#### DATASET RECORDS

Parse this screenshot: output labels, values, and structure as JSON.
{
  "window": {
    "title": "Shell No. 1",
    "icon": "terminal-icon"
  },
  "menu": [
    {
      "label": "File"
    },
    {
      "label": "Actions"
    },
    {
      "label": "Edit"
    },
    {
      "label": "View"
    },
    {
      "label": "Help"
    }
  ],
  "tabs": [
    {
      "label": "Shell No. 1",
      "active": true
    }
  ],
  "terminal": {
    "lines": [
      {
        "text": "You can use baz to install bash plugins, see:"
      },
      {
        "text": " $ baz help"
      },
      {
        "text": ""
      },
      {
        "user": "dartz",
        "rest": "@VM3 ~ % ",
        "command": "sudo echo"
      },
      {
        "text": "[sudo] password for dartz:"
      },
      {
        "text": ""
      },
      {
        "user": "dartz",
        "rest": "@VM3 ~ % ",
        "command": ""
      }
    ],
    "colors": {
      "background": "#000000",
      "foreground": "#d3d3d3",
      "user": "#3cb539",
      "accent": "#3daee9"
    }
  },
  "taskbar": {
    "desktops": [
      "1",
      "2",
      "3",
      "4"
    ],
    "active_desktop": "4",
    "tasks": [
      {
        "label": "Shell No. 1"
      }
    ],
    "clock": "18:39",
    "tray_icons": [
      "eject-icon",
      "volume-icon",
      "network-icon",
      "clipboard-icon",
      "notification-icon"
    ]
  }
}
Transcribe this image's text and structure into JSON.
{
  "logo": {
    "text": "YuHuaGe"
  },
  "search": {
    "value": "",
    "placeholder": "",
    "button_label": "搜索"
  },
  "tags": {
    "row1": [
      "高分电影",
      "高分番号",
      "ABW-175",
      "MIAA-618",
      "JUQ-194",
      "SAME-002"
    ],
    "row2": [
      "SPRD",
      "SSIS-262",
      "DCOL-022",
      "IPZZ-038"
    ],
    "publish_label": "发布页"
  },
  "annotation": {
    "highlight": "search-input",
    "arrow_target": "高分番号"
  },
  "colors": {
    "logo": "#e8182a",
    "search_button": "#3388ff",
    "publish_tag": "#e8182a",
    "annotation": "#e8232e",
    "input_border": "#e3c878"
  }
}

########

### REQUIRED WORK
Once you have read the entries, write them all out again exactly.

### SOLUTION
Parse this screenshot: output labels, values, and structure as JSON.
{
  "window": {
    "title": "Shell No. 1",
    "icon": "terminal-icon"
  },
  "menu": [
    {
      "label": "File"
    },
    {
      "label": "Actions"
    },
    {
      "label": "Edit"
    },
    {
      "label": "View"
    },
    {
      "label": "Help"
    }
  ],
  "tabs": [
    {
      "label": "Shell No. 1",
      "active": true
    }
  ],
  "terminal": {
    "lines": [
      {
        "text": "You can use baz to install bash plugins, see:"
      },
      {
        "text": " $ baz help"
      },
      {
        "text": ""
      },
      {
        "user": "dartz",
        "rest": "@VM3 ~ % ",
        "command": "sudo echo"
      },
      {
        "text": "[sudo] password for dartz:"
      },
      {
        "text": ""
      },
      {
        "user": "dartz",
        "rest": "@VM3 ~ % ",
        "command": ""
      }
    ],
    "colors": {
      "background": "#000000",
      "foreground": "#d3d3d3",
      "user": "#3cb539",
      "accent": "#3daee9"
    }
  },
  "taskbar": {
    "desktops": [
      "1",
      "2",
      "3",
      "4"
    ],
    "active_desktop": "4",
    "tasks": [
      {
        "label": "Shell No. 1"
      }
    ],
    "clock": "18:39",
    "tray_icons": [
      "eject-icon",
      "volume-icon",
      "network-icon",
      "clipboard-icon",
      "notification-icon"
    ]
  }
}
Transcribe this image's text and structure into JSON.
{
  "logo": {
    "text": "YuHuaGe"
  },
  "search": {
    "value": "",
    "placeholder": "",
    "button_label": "搜索"
  },
  "tags": {
    "row1": [
      "高分电影",
      "高分番号",
      "ABW-175",
      "MIAA-618",
      "JUQ-194",
      "SAME-002"
    ],
    "row2": [
      "SPRD",
      "SSIS-262",
      "DCOL-022",
      "IPZZ-038"
    ],
    "publish_label": "发布页"
  },
  "annotation": {
    "highlight": "search-input",
    "arrow_target": "高分番号"
  },
  "colors": {
    "logo": "#e8182a",
    "search_button": "#3388ff",
    "publish_tag": "#e8182a",
    "annotation": "#e8232e",
    "input_border": "#e3c878"
  }
}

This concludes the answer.